Grocery cart germs often worse than restroom
What you don’t see can hurt you - most grocery carts test positive for fecal matter and “deadly germs” like e.coli and salmonella. COMPTON (MNS)— With the flu season around the bend, the editors of the
What you don’t see can hurt you – most grocery carts test positive for fecal matter and “deadly germs” like e.coli and salmonella.
COMPTON (MNS)— With the flu season around the bend, the editors of the Compton Herald thought it might be a good time to remind you of one of the more common ways to come in contact with flu germs and then pass the infection on to countless others.
Many people may not be aware that supermarket grocery carts are vectors for the spread of bacteria and virulent germs.
This is generally unknown because shoppers take it for granted that retailers regularly clean and sanitize their carts.

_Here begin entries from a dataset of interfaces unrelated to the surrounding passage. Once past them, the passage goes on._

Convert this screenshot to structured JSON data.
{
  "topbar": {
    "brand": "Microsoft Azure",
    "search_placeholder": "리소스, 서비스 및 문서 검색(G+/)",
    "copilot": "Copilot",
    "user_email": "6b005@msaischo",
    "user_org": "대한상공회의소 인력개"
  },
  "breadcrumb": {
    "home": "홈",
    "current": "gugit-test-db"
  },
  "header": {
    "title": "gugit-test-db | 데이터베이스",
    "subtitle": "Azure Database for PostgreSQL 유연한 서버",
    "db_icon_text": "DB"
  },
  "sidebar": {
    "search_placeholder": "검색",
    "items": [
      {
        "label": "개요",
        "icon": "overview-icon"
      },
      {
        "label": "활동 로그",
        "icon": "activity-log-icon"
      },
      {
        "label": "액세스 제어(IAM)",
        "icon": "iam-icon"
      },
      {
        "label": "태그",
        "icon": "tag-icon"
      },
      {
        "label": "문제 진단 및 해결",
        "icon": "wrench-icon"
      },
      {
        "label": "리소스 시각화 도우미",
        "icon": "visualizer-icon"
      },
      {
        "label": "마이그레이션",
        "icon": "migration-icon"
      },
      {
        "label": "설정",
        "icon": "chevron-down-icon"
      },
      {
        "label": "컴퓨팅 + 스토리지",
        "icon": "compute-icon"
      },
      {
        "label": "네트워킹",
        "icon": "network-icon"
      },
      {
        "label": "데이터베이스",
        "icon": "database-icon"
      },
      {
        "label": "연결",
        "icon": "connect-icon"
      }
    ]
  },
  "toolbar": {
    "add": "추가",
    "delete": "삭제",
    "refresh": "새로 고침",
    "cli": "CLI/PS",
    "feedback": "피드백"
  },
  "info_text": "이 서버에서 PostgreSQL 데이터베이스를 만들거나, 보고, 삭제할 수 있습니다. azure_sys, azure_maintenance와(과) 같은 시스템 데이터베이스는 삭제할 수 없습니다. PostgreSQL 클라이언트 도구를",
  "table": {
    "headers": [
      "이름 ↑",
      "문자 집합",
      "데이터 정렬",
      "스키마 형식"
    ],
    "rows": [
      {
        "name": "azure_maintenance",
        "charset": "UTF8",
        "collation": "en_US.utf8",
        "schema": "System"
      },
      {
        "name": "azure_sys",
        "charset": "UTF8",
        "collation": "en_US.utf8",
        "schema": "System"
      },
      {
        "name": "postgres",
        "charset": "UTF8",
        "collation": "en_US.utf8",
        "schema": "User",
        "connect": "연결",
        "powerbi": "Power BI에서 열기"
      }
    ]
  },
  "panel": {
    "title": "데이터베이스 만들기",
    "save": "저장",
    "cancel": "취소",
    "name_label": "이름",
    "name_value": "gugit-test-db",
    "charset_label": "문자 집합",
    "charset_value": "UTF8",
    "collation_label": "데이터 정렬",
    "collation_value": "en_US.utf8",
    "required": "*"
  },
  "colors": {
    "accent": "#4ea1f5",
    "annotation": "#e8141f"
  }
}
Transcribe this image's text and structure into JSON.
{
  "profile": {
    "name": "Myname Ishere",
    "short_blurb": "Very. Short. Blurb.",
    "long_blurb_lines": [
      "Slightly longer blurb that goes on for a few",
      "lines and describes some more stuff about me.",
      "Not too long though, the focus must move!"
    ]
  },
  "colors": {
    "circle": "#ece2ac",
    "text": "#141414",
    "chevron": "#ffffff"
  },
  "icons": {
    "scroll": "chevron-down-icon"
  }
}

Not so. And one doesn’t have to conduct a bacterial scan to determine this. Simply “eyeball” shopping carts and you will see they are laden with germs merely by the presence of food stains like dried blood from meat drippings, residue from coughs, sneezes, baby drool, dried urine and feces from soiled diapers in the cart seat, as well as microscopic properties indiscernible by the naked eye.
This shocking information is not new, but findings from a 2011 University of Arizona study. Researchers tested 85 shopping carts in four states for the presence of bacteria. Over 60 of these carts tested positive for traces of fecal bacteria. Half of 36 carts subjected to further testing yielded evidence of e.coli bacteria.
“That’s more than you find in a supermarket’s restroom,” says Charles Gerba, the author of the study.
Consumers may never look at a cart quite the same way, again. Consider this: 72 percent of supermarket grocery carts test positive for fecal matter and 52 percent test positive from “deadly germs” like e.coli and salmonella. The report was enough to shock most supermarkets into sanitation policies regarding carts, hand baskets, handicap carts, food trays and other equipment.
Unfortunately, supermarket management will only clean carts when the pressure is on from media reports, and will fall into a pattern of malaise as soon as the pressure subsides.
The Herald conducted a three-month random site visit of supermarkets in Compton, Carson, and Inglewood and found that management at each of the local familiar outlets was not truthful about monthly cart cleaning and sanitizing. From May to July, the carts remained in the same condition as when first observed.
The Herald also observed shopping cart retrievers in trucks, return carts to supermarkets that had been removed — placing them directly to cart receptacles without cleaning or sanitizing of any kind.
The practice of removing carts from supermarkets is common in poorer communities where shoppers push grocery-laden carts home due to a lack of transportation. Carts are also stolen by homeless persons who use them as rolling storage containers for bottles, cans, blankets, and other items accrued over time. It’s easy to understand how these carts quickly become germ-laden.
Grocery carts that never leave the store are still subject to potentially vast sources of bacteria from sneezing, coughing, and most importantly failure to hand wash after restroom use.
The cart handle, itself, is the filthiest part of the cart. The Centers for Disease Control provided a simple reason why — “People don’t wash their hands after using the restroom, whether in public or at home,” said a CDC spokesperson. “The first thing a person touches after entering a supermarket is the cart handle, thereby transferring the fecal matter from their hands to the cart.”
A couple of things are at work forcing retailers — supermarket and otherwise where carts are used — to take steps to sanitize carts by providing sanitary wipes or taking other measures. Coincidentally funding for the research by Gerba was provided by Clorox, the largest supplier of sanitizing wipes.
Editors who get hold of these top-line research stats make headlines out of them such as “Public restrooms are cleaner than your supermarket.” This makes retailers go on the defensive for a few days and order a sanitary review. All this despite the fact that, as in the words of one expert, “there may be bacteria on shopping carts but they can also be found on doorknobs, counter-tops and a host of other items we touch every day. In fact, my guess is that there are more bacteria on a car seat than on a shopping cart.”